SUPPLIED INFORMATION
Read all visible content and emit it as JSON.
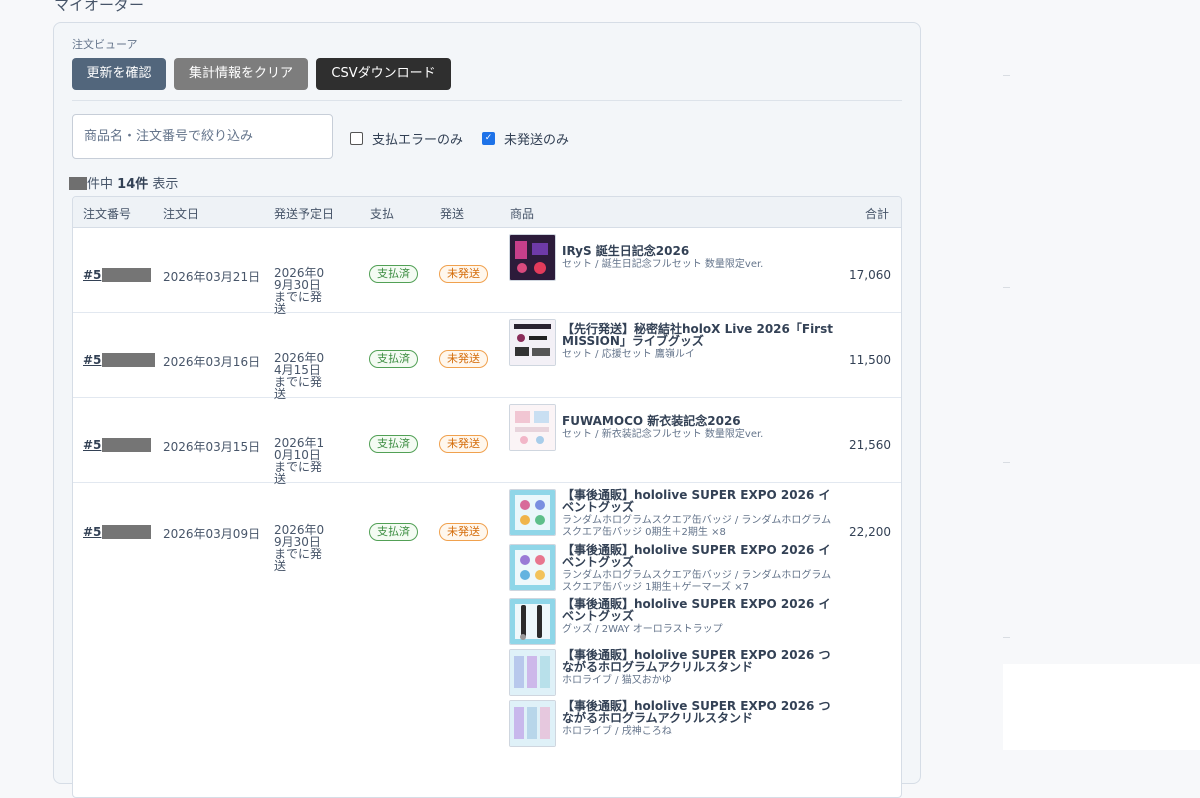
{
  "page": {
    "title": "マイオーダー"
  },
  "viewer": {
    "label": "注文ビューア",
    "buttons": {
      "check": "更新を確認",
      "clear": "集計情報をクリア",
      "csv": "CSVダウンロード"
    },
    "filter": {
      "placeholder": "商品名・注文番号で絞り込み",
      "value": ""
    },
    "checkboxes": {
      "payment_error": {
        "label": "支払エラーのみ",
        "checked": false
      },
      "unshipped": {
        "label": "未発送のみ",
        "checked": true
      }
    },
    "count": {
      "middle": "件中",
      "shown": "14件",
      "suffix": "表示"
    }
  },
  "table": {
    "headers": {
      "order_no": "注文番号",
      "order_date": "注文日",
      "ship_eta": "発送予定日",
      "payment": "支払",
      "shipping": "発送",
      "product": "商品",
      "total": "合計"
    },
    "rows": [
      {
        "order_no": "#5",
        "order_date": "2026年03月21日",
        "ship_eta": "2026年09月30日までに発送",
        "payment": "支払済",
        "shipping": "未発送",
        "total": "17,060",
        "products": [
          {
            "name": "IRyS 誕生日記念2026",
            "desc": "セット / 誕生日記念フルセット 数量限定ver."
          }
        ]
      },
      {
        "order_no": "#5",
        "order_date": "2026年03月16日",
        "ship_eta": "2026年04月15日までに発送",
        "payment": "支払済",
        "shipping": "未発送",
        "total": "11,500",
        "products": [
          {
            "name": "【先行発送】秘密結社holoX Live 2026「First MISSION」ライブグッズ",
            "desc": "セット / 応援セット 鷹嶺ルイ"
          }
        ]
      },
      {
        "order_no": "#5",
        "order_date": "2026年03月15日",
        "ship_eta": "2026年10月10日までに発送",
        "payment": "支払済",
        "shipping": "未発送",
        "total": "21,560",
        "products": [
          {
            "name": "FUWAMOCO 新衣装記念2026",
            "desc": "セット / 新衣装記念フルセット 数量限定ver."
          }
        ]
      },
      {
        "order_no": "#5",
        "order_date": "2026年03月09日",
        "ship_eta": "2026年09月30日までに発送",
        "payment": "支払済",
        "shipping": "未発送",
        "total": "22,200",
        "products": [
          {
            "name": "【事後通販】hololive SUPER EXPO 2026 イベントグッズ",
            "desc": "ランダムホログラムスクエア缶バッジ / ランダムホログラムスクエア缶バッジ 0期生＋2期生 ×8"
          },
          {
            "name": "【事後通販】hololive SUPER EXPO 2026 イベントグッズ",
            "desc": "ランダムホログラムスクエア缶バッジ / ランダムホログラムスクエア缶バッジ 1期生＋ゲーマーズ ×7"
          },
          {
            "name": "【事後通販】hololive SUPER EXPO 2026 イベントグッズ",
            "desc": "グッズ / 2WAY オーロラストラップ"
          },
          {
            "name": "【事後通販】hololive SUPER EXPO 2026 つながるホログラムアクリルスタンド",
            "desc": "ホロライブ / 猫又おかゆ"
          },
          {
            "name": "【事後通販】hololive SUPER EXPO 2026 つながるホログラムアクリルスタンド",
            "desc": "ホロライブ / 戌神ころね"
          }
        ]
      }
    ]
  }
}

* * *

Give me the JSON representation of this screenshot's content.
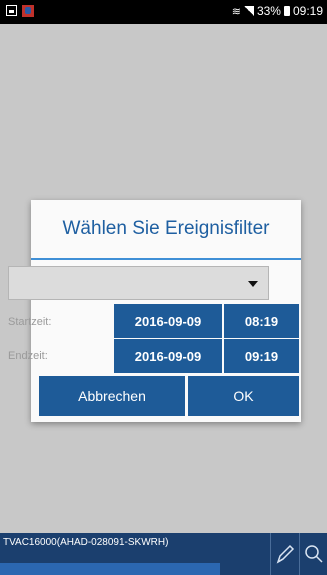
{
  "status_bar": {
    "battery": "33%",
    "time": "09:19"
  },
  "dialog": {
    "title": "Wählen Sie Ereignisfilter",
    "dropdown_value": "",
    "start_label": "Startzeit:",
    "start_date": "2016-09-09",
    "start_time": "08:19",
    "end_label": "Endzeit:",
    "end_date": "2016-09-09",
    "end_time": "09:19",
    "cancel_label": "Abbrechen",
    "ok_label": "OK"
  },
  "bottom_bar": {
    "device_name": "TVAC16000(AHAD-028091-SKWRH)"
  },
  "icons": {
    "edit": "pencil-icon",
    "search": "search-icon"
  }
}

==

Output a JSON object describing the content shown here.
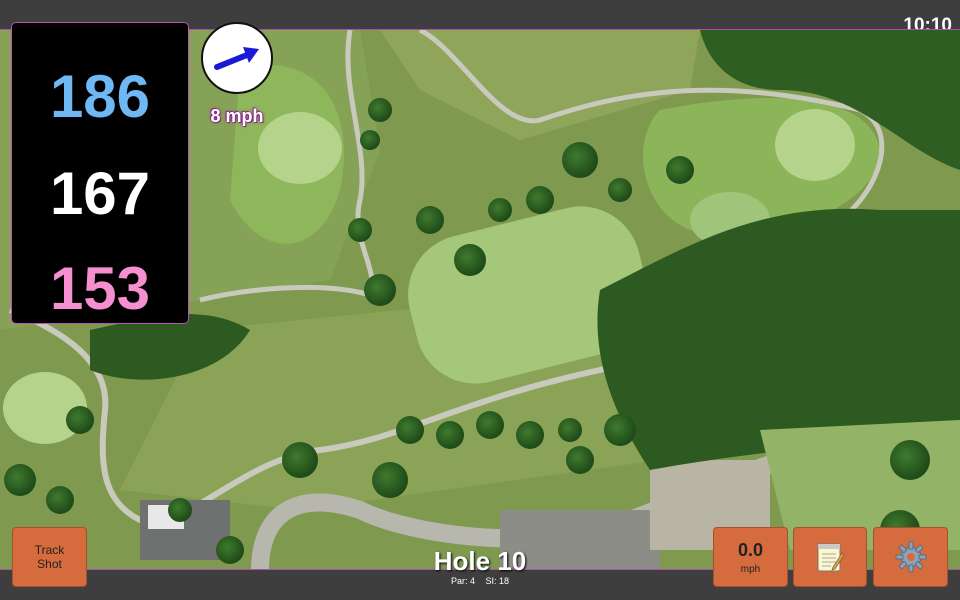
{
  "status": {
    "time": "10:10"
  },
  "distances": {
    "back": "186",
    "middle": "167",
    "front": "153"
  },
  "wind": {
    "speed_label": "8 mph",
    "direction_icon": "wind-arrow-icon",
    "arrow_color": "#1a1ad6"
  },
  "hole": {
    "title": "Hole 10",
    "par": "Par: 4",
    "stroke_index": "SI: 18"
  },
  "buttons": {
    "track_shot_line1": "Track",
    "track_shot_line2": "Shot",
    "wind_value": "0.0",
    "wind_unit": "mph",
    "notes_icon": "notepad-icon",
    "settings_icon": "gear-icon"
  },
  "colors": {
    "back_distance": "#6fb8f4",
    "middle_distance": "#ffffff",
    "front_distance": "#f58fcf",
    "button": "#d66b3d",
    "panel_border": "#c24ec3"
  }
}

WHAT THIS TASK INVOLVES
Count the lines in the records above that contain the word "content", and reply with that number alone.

RESPONSE
3